(Information given):
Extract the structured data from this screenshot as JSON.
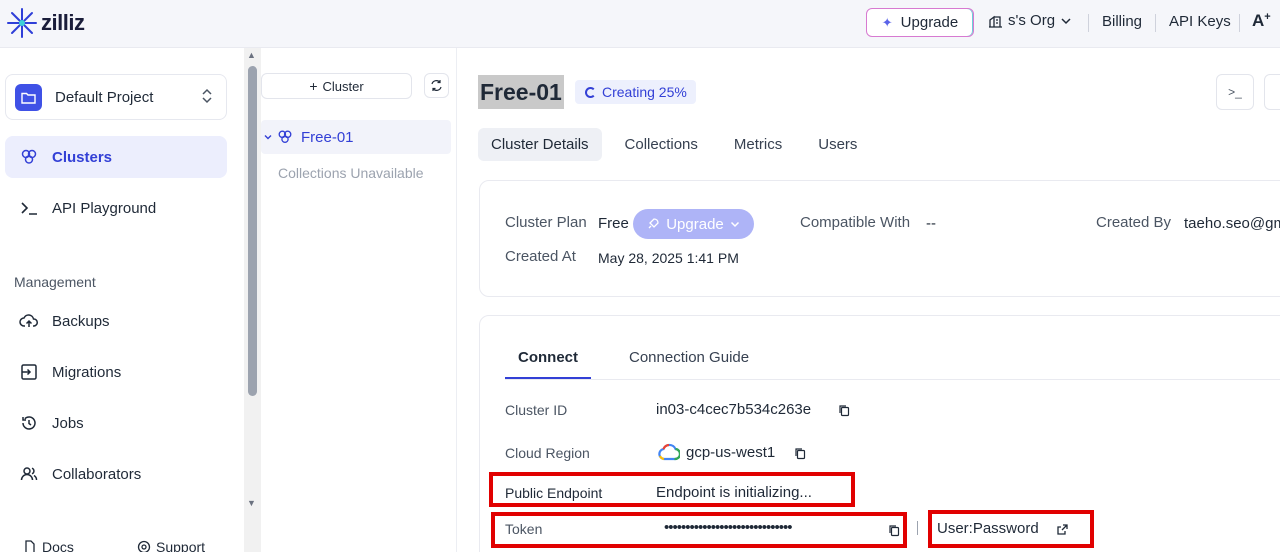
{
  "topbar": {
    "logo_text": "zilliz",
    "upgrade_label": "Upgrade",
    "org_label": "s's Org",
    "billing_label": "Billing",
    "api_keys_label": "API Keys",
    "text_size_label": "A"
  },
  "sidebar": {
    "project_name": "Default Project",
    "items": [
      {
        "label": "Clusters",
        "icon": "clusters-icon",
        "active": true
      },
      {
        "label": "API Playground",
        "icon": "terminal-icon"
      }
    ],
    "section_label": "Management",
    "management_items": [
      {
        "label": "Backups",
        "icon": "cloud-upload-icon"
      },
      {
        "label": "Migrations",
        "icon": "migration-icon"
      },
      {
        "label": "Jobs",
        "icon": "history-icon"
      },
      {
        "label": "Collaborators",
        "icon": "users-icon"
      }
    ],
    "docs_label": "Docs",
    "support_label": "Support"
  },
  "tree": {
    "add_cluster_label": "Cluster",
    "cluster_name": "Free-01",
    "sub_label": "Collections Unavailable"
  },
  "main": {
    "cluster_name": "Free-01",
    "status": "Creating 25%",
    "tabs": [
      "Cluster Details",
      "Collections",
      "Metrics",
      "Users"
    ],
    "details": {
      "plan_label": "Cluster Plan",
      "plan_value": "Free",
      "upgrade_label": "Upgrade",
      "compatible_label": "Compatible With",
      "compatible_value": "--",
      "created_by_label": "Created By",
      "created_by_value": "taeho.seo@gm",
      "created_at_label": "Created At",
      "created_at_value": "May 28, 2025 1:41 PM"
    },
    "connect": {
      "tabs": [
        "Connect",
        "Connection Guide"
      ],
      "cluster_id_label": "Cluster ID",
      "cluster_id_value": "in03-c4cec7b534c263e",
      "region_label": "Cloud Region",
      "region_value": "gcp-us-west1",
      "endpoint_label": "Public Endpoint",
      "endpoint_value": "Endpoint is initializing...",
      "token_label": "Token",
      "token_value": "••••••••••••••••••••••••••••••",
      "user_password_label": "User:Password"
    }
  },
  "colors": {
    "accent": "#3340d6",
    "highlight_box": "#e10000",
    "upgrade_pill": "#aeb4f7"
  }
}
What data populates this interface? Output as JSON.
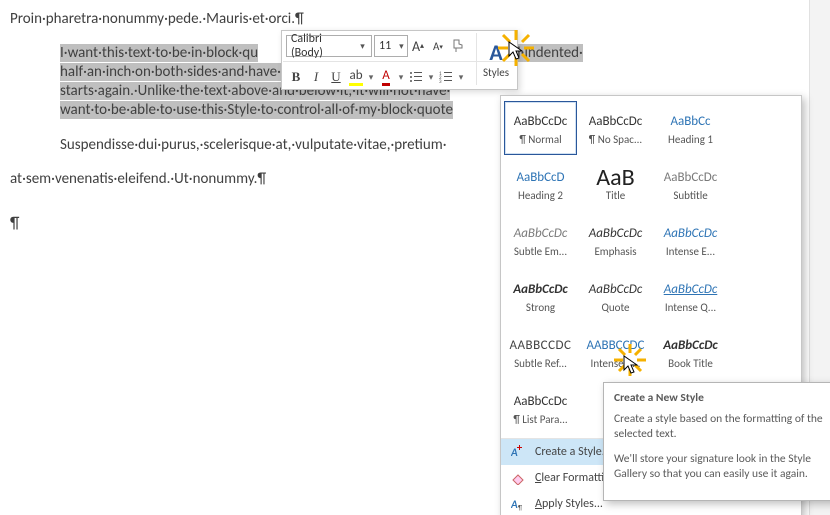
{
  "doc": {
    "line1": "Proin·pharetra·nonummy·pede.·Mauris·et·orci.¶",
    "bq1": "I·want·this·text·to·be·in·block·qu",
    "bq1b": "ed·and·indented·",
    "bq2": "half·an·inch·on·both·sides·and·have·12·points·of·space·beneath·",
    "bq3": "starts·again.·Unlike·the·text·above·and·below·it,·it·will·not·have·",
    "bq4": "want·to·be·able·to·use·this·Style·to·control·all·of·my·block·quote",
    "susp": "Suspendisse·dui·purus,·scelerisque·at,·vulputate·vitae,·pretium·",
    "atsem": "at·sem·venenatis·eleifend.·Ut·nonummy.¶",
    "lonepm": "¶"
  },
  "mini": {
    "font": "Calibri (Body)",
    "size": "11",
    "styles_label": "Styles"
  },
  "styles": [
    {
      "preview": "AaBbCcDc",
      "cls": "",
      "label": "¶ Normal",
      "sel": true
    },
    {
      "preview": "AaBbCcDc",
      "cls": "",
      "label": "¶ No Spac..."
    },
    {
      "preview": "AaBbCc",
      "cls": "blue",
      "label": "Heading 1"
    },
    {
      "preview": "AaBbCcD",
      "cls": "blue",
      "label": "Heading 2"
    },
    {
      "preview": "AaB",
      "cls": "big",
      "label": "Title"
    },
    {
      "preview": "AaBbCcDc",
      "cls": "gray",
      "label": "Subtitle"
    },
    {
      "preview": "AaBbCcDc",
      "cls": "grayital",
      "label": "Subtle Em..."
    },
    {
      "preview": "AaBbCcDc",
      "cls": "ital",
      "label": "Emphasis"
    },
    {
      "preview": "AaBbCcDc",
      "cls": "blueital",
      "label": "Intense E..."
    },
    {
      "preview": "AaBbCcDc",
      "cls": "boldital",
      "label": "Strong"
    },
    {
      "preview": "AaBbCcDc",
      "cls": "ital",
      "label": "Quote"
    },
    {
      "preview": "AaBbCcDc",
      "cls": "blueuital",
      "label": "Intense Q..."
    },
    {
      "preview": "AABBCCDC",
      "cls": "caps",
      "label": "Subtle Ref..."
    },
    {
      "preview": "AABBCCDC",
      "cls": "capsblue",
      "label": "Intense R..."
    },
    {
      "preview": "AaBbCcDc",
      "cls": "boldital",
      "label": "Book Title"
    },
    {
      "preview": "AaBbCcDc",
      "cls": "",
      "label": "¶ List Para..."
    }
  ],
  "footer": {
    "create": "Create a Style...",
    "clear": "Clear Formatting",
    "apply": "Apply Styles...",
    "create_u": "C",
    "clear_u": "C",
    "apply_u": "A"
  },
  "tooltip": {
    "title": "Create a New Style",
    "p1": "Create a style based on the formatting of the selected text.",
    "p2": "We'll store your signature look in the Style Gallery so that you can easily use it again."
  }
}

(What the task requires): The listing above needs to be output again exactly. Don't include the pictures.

(Response for this exercise):
Extract the structured data from this screenshot as JSON.
{
  "topbar": {
    "logo_text": "zilliz",
    "upgrade_label": "Upgrade",
    "org_label": "s's Org",
    "billing_label": "Billing",
    "api_keys_label": "API Keys",
    "text_size_label": "A"
  },
  "sidebar": {
    "project_name": "Default Project",
    "items": [
      {
        "label": "Clusters",
        "icon": "clusters-icon",
        "active": true
      },
      {
        "label": "API Playground",
        "icon": "terminal-icon"
      }
    ],
    "section_label": "Management",
    "management_items": [
      {
        "label": "Backups",
        "icon": "cloud-upload-icon"
      },
      {
        "label": "Migrations",
        "icon": "migration-icon"
      },
      {
        "label": "Jobs",
        "icon": "history-icon"
      },
      {
        "label": "Collaborators",
        "icon": "users-icon"
      }
    ],
    "docs_label": "Docs",
    "support_label": "Support"
  },
  "tree": {
    "add_cluster_label": "Cluster",
    "cluster_name": "Free-01",
    "sub_label": "Collections Unavailable"
  },
  "main": {
    "cluster_name": "Free-01",
    "status": "Creating 25%",
    "tabs": [
      "Cluster Details",
      "Collections",
      "Metrics",
      "Users"
    ],
    "details": {
      "plan_label": "Cluster Plan",
      "plan_value": "Free",
      "upgrade_label": "Upgrade",
      "compatible_label": "Compatible With",
      "compatible_value": "--",
      "created_by_label": "Created By",
      "created_by_value": "taeho.seo@gm",
      "created_at_label": "Created At",
      "created_at_value": "May 28, 2025 1:41 PM"
    },
    "connect": {
      "tabs": [
        "Connect",
        "Connection Guide"
      ],
      "cluster_id_label": "Cluster ID",
      "cluster_id_value": "in03-c4cec7b534c263e",
      "region_label": "Cloud Region",
      "region_value": "gcp-us-west1",
      "endpoint_label": "Public Endpoint",
      "endpoint_value": "Endpoint is initializing...",
      "token_label": "Token",
      "token_value": "••••••••••••••••••••••••••••••",
      "user_password_label": "User:Password"
    }
  },
  "colors": {
    "accent": "#3340d6",
    "highlight_box": "#e10000",
    "upgrade_pill": "#aeb4f7"
  }
}
What data populates this interface? Output as JSON.
{
  "doc": {
    "line1": "Proin·pharetra·nonummy·pede.·Mauris·et·orci.¶",
    "bq1": "I·want·this·text·to·be·in·block·qu",
    "bq1b": "ed·and·indented·",
    "bq2": "half·an·inch·on·both·sides·and·have·12·points·of·space·beneath·",
    "bq3": "starts·again.·Unlike·the·text·above·and·below·it,·it·will·not·have·",
    "bq4": "want·to·be·able·to·use·this·Style·to·control·all·of·my·block·quote",
    "susp": "Suspendisse·dui·purus,·scelerisque·at,·vulputate·vitae,·pretium·",
    "atsem": "at·sem·venenatis·eleifend.·Ut·nonummy.¶",
    "lonepm": "¶"
  },
  "mini": {
    "font": "Calibri (Body)",
    "size": "11",
    "styles_label": "Styles"
  },
  "styles": [
    {
      "preview": "AaBbCcDc",
      "cls": "",
      "label": "¶ Normal",
      "sel": true
    },
    {
      "preview": "AaBbCcDc",
      "cls": "",
      "label": "¶ No Spac..."
    },
    {
      "preview": "AaBbCc",
      "cls": "blue",
      "label": "Heading 1"
    },
    {
      "preview": "AaBbCcD",
      "cls": "blue",
      "label": "Heading 2"
    },
    {
      "preview": "AaB",
      "cls": "big",
      "label": "Title"
    },
    {
      "preview": "AaBbCcDc",
      "cls": "gray",
      "label": "Subtitle"
    },
    {
      "preview": "AaBbCcDc",
      "cls": "grayital",
      "label": "Subtle Em..."
    },
    {
      "preview": "AaBbCcDc",
      "cls": "ital",
      "label": "Emphasis"
    },
    {
      "preview": "AaBbCcDc",
      "cls": "blueital",
      "label": "Intense E..."
    },
    {
      "preview": "AaBbCcDc",
      "cls": "boldital",
      "label": "Strong"
    },
    {
      "preview": "AaBbCcDc",
      "cls": "ital",
      "label": "Quote"
    },
    {
      "preview": "AaBbCcDc",
      "cls": "blueuital",
      "label": "Intense Q..."
    },
    {
      "preview": "AABBCCDC",
      "cls": "caps",
      "label": "Subtle Ref..."
    },
    {
      "preview": "AABBCCDC",
      "cls": "capsblue",
      "label": "Intense R..."
    },
    {
      "preview": "AaBbCcDc",
      "cls": "boldital",
      "label": "Book Title"
    },
    {
      "preview": "AaBbCcDc",
      "cls": "",
      "label": "¶ List Para..."
    }
  ],
  "footer": {
    "create": "Create a Style...",
    "clear": "Clear Formatting",
    "apply": "Apply Styles...",
    "create_u": "C",
    "clear_u": "C",
    "apply_u": "A"
  },
  "tooltip": {
    "title": "Create a New Style",
    "p1": "Create a style based on the formatting of the selected text.",
    "p2": "We'll store your signature look in the Style Gallery so that you can easily use it again."
  }
}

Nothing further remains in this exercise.